In the recent article “Lockheed Martin Looks to Catch Up in 3D Printing”(http://advancedmanufacturing.org/lockheed-5ps-additive-manufactuirng/), an overview is provided of a seminar in which Robert Ghobrial, the additive manufacturing lead, spoke. Robert Ghobrial was clear that while Lockheed Martin is still exploring 3D manufacturing and the most effective ways to use the new technology, they were making great headway, and had already seen some recent successes. Ghobrial also provided what he called “The 5Ps of Additive Manufacturing”, which outline how additive manufacturing can help aerospace, defense, and other businesses. The 5Ps are:
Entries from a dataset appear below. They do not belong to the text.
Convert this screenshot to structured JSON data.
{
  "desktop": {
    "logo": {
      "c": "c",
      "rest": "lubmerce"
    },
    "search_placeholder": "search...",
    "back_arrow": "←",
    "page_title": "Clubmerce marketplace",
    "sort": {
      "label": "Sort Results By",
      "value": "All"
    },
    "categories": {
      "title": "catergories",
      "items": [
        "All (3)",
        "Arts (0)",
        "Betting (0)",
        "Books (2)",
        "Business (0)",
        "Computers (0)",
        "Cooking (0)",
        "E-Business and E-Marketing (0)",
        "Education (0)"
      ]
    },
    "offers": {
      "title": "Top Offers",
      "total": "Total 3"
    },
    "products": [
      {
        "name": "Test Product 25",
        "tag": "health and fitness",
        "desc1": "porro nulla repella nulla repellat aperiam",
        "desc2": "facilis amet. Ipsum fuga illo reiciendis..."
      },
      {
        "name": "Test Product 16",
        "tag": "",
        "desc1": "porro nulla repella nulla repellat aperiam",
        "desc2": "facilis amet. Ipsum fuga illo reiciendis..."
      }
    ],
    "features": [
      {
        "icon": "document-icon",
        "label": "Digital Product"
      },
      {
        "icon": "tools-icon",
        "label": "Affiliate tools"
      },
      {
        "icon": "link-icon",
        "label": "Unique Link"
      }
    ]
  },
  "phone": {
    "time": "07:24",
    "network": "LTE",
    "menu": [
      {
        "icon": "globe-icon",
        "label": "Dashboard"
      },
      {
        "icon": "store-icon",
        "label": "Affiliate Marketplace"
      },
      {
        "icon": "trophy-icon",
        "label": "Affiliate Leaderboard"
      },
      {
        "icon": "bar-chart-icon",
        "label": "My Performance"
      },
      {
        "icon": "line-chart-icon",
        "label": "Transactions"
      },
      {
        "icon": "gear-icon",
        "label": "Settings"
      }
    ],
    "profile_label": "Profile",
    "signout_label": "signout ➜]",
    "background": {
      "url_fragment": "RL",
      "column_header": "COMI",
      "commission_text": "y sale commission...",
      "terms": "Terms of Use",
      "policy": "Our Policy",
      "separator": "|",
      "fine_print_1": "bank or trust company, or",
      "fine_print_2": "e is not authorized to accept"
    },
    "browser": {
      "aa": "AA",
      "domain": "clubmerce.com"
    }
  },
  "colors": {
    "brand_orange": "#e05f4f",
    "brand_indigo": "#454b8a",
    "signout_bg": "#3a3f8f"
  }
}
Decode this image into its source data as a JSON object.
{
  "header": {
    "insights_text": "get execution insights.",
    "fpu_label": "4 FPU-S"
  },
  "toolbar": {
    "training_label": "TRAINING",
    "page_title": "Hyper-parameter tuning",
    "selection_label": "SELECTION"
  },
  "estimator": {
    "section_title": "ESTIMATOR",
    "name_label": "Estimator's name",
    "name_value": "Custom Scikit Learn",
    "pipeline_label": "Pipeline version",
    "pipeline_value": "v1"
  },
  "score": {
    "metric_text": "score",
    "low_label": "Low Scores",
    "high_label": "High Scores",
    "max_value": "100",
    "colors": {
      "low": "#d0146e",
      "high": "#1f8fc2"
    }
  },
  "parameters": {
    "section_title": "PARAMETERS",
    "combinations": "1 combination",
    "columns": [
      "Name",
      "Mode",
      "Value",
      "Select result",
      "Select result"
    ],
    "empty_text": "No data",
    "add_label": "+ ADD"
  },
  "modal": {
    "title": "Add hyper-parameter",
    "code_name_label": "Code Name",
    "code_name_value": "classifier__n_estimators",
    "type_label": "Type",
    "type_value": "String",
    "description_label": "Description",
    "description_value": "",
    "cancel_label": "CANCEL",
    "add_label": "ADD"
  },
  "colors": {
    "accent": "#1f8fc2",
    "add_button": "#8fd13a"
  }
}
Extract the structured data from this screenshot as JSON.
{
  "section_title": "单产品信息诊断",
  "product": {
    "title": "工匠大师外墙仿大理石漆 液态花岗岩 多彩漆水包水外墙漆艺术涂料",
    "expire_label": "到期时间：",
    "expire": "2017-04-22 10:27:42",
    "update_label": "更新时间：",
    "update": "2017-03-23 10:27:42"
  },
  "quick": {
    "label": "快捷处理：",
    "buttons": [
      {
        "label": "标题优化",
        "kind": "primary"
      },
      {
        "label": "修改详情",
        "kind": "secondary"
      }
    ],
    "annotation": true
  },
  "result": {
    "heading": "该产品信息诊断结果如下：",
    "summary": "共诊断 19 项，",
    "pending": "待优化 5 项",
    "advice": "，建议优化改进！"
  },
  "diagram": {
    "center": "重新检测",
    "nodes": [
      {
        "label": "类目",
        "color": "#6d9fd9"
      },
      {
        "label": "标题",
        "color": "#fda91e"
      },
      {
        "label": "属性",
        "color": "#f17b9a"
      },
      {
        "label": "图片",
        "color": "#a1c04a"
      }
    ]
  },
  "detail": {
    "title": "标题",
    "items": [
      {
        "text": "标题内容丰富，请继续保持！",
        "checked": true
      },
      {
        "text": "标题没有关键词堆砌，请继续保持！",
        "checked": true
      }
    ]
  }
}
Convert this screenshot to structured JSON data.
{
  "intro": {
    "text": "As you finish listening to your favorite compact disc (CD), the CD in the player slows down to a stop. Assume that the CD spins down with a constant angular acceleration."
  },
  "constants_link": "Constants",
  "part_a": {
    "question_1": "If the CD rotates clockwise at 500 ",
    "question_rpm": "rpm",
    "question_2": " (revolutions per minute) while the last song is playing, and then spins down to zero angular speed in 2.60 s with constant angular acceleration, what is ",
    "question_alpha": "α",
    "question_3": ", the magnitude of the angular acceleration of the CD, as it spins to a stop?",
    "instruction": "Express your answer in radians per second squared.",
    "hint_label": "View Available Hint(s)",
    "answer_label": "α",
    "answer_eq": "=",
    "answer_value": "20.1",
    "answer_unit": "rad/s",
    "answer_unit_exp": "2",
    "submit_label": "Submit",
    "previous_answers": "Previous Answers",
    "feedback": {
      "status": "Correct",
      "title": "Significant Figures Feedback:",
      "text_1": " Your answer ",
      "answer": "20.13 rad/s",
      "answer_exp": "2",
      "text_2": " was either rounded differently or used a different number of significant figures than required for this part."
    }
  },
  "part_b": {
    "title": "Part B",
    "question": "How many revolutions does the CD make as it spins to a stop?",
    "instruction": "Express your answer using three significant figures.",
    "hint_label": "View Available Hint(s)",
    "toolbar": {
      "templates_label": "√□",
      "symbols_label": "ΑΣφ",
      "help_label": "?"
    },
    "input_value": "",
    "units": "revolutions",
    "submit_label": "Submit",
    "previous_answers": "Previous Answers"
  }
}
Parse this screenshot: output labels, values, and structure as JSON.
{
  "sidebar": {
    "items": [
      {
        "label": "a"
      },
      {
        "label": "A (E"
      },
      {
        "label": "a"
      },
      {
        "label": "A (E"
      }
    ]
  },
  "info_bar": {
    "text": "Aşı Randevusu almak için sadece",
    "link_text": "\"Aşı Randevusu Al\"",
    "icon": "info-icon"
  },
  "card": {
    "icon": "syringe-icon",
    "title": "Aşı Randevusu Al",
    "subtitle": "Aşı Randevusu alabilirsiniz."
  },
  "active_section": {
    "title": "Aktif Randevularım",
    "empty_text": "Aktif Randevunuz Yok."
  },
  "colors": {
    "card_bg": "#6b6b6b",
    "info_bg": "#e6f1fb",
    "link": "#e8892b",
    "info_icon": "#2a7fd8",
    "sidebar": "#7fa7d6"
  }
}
  1. Proposal: “3D printing can make giveaways at trade shows; architectural and space models; and aid in customer/client communication.”
  2. Prototype: “3D printed prototypes help with design validation and proof of concept development.”
  3. Procurement: “Can we make something vs. buying it?”
  4. Production Support: “3D printing can support production by helping make assembly fixtures, manufacturing tooling, production templates, inspection fixtures and machine safeguards.”
  5. Production: “AM can produce end-use parts; make parts on demand for spares, warranty and repairs support; and even manage obsolescence.”

These 5Ps provide all of a unique perspective into some of the ways many businesses may be able to employ 3D printing. How effective will additive manufacturing be in the long run? Only time will tell.

Is 3D Printing Really the Future?

All over the media we are reading about how 3D printing is going to change the manufacturing industry completely. Is this fact a guarantee? The article “The Limits of 3D Printing” (https://hbr.org/2015/06/the-limits-of-3d-printing) give a converse view to this new technology. Per the article, “…the economics of 3D printing now and for the foreseeable future make it an unfeasible way to produce the vast majority of parts manufactured today”. Because of this assumption, the author proposes that we “…look to new areas where it can exploit its unique capabilities to complement traditional manufacturing processes”. Building off of this statement, the article also addresses the theory that with 3D printing, global supply chains will become a thing of the past by stating that “this vision does not stack up to economic reality”. One of the widely accepted benefits of 3D printing is that product customization is much easier. Despite this fact, the article states that “… 99% of all manufactured parts are standard and do not require customization”. Due to this fact, “… when customization isn’t important, 3D printing is not competitive”. How much of these ideas are fact? Is 3D printing the future, or just a complement we will utilize for customization? For now, only time will tell.

Is 3D Printing the Future?

All over the media we are reading about how 3D printing is going to change the manufacturing industry completely. Is this fact a guarantee? The article “The Limits of 3D Printing” (https://hbr.org/2015/06/the-limits-of-3d-printing) give a converse view to this new technology. Per the article, “…the economics of 3D printing now and for the foreseeable future make it an unfeasible way to produce the vast majority of parts manufactured today”. Because of this assumption, the author proposes that we “…look to new areas where it can exploit its unique capabilities to complement traditional manufacturing processes”. Building off of this statement, the article also addresses the theory that with 3D printing, global supply chains will become a thing of the past by stating that “this vision does not stack up to economic reality”. One of the widely accepted benefits of 3D printing is that product customization is much easier. Despite this fact, the article states that “… 99% of all manufactured parts are standard and do not require customization”. Due to this fact, “… when customization isn’t important, 3D printing is not competitive”. How much of these ideas are fact? Is 3D printing the future, or just a complement we will utilize for customization? For now, only time will tell.